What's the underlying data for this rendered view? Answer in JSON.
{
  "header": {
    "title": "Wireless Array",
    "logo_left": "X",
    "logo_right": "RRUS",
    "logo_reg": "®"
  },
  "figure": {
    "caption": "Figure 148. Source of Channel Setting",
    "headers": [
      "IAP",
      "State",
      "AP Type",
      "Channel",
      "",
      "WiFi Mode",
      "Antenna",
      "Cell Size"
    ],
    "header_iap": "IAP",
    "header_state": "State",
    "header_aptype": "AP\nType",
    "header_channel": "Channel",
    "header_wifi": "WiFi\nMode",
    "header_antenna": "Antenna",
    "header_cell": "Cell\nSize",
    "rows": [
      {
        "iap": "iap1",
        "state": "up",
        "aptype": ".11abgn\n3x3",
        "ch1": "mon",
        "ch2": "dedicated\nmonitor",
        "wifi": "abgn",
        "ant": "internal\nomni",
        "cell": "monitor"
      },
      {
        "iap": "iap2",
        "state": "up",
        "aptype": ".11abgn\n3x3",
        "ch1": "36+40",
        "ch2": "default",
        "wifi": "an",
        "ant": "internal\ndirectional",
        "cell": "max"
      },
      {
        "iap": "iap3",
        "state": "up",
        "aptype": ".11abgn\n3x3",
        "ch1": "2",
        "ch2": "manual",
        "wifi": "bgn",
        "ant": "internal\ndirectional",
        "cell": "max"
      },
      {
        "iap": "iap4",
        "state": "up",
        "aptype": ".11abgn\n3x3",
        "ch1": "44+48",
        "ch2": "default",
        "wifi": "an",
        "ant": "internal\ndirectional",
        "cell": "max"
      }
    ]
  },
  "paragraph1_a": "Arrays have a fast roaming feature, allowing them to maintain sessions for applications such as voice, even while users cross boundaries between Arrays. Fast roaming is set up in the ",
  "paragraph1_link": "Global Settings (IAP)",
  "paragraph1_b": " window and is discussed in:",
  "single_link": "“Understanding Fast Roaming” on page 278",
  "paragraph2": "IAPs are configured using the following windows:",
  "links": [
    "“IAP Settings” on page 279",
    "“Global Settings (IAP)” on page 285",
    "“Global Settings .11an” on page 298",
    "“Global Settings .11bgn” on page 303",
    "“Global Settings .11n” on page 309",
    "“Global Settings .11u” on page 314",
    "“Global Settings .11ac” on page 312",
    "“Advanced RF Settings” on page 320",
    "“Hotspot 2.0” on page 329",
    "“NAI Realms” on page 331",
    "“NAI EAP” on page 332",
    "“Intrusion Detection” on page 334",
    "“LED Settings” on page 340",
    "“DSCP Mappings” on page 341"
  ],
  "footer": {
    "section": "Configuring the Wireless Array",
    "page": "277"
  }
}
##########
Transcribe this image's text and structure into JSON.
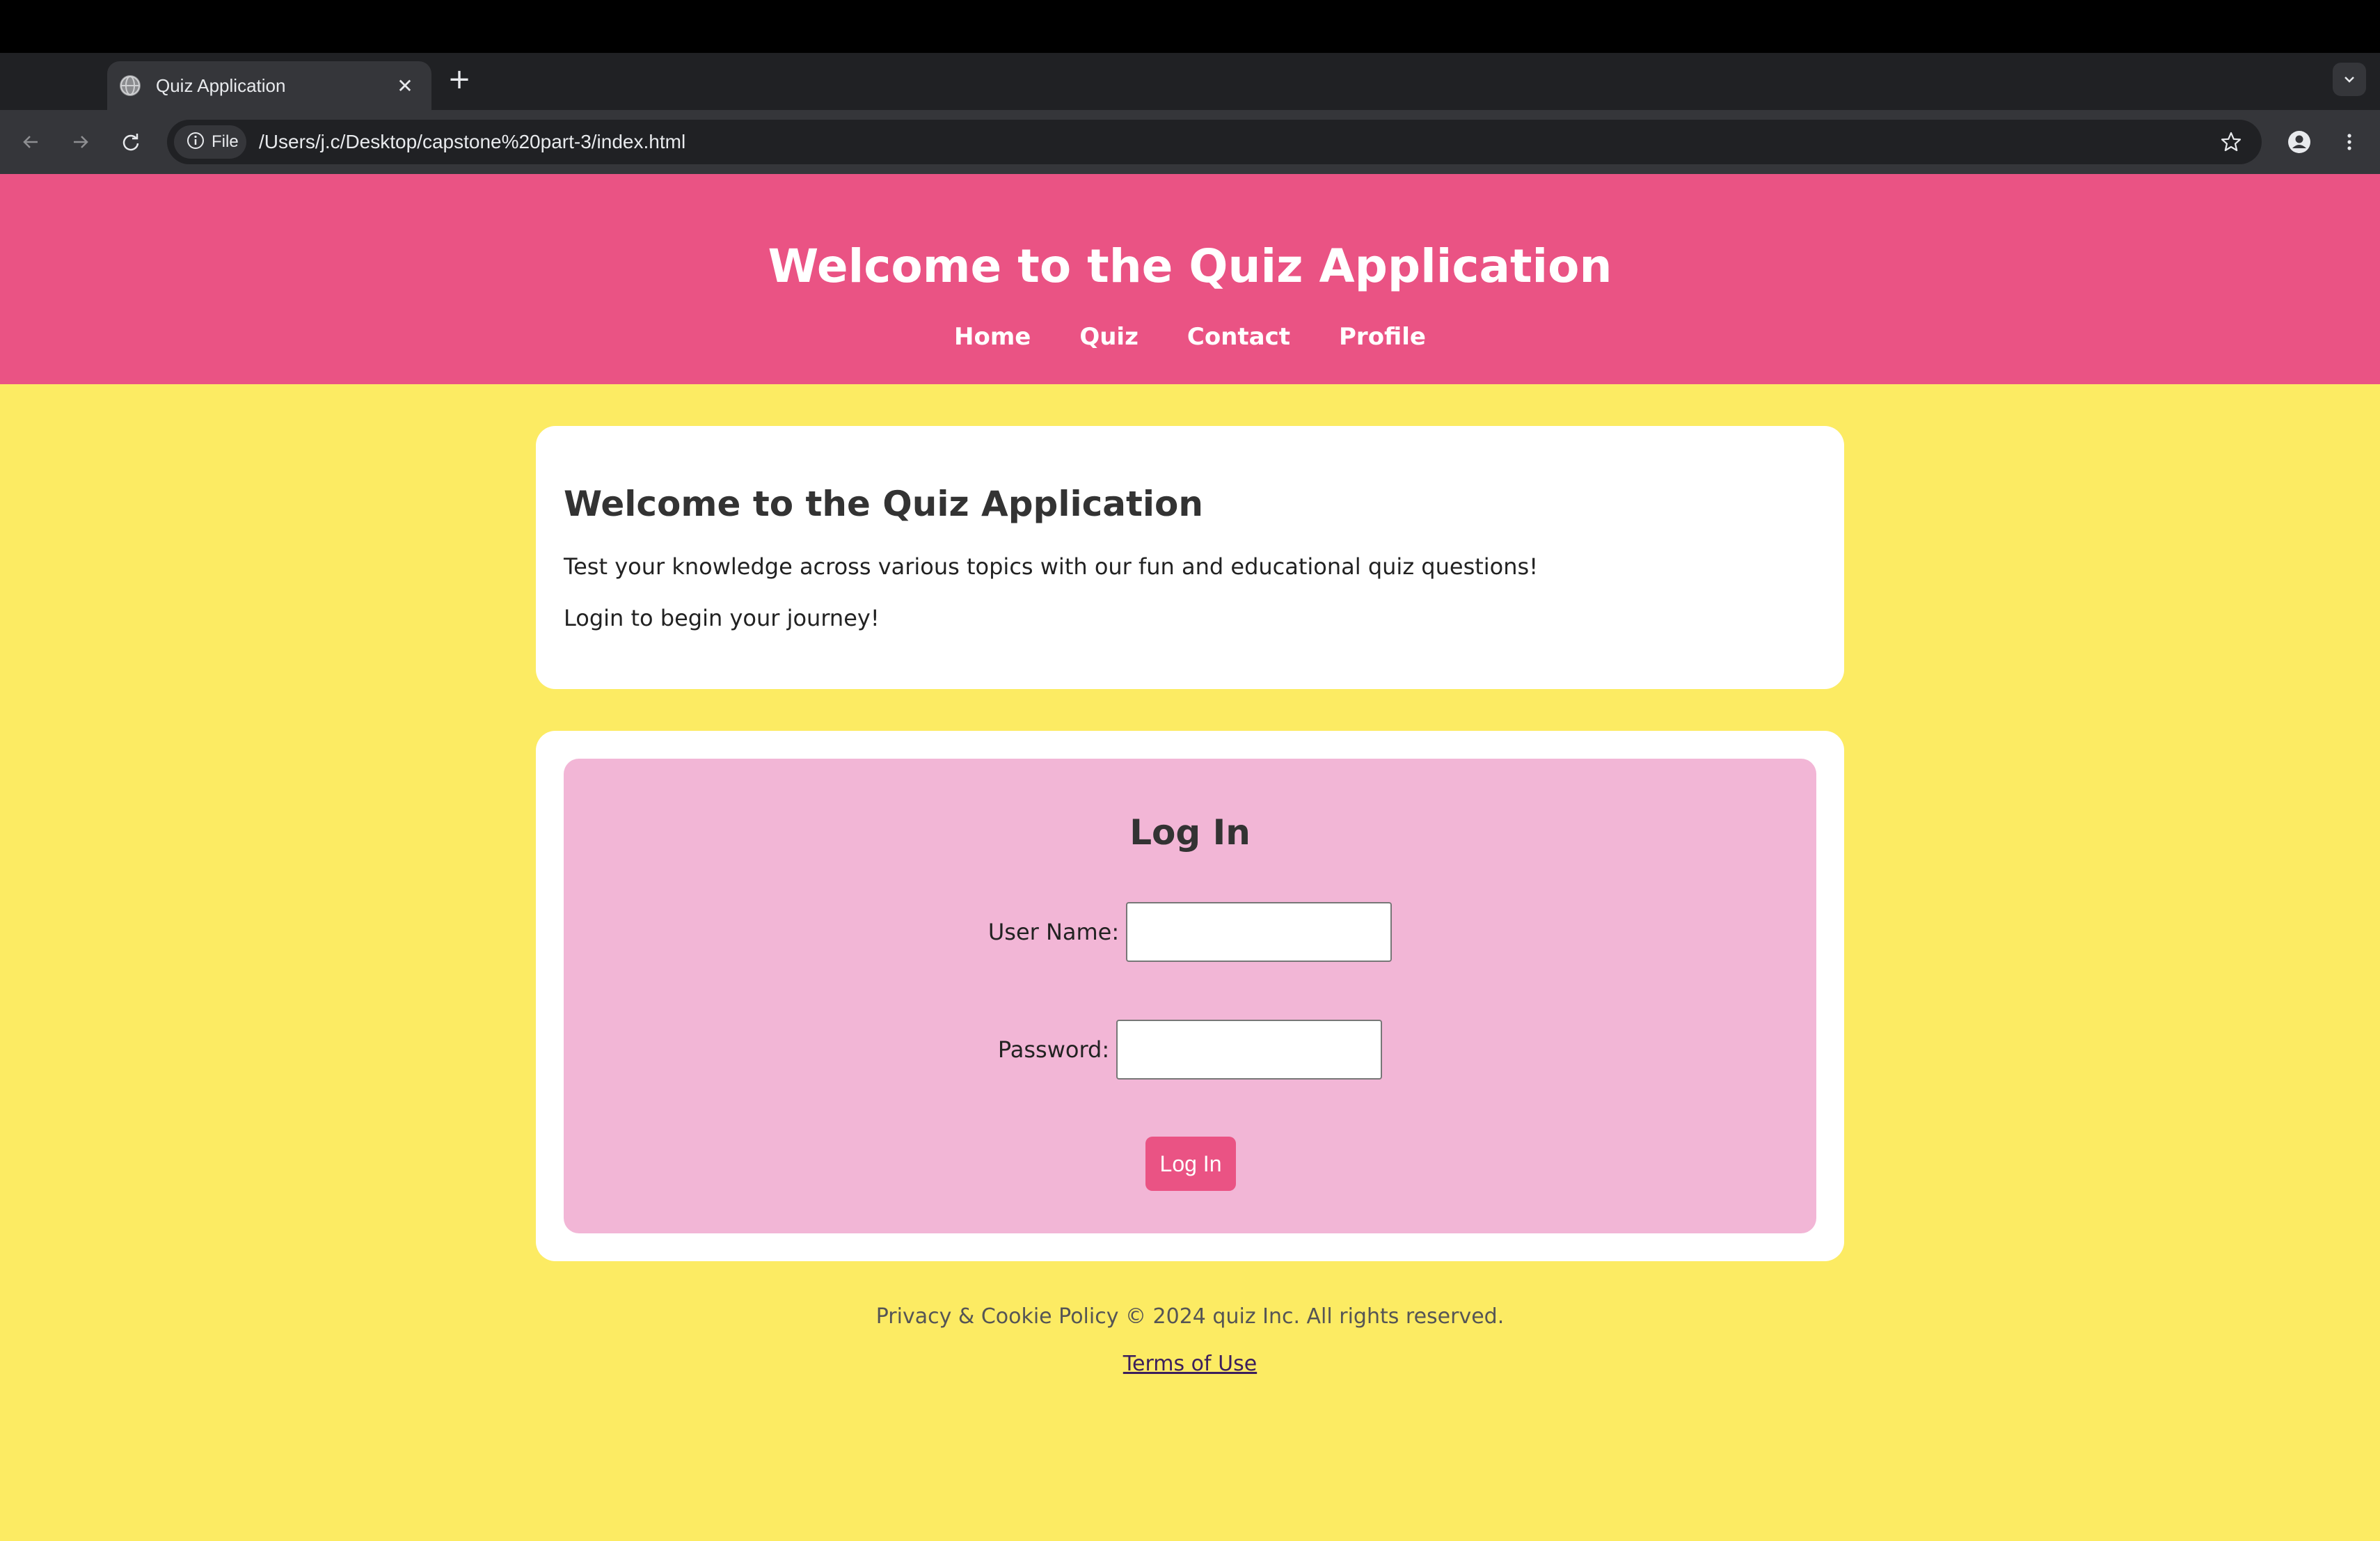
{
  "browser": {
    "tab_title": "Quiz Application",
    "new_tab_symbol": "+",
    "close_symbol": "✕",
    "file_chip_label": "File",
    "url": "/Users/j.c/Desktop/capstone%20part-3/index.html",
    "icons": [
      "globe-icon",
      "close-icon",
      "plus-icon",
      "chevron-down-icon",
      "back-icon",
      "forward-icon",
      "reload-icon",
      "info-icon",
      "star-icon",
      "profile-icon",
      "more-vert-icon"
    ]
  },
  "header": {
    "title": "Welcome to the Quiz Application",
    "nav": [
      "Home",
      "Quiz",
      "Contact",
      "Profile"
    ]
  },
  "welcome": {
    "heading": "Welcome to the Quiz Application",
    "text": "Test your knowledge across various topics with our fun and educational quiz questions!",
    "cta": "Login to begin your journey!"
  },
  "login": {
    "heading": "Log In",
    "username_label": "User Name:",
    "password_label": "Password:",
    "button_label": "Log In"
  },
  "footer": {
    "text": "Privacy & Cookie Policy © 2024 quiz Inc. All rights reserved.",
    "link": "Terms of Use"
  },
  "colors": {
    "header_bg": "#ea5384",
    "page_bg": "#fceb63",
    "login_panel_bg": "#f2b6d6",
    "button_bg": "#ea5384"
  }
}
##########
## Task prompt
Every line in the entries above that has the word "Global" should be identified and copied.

## Solved exercise
  "paragraph1_link": "Global Settings (IAP)",
    "“Global Settings (IAP)” on page 285",
    "“Global Settings .11an” on page 298",
    "“Global Settings .11bgn” on page 303",
    "“Global Settings .11n” on page 309",
    "“Global Settings .11u” on page 314",
    "“Global Settings .11ac” on page 312",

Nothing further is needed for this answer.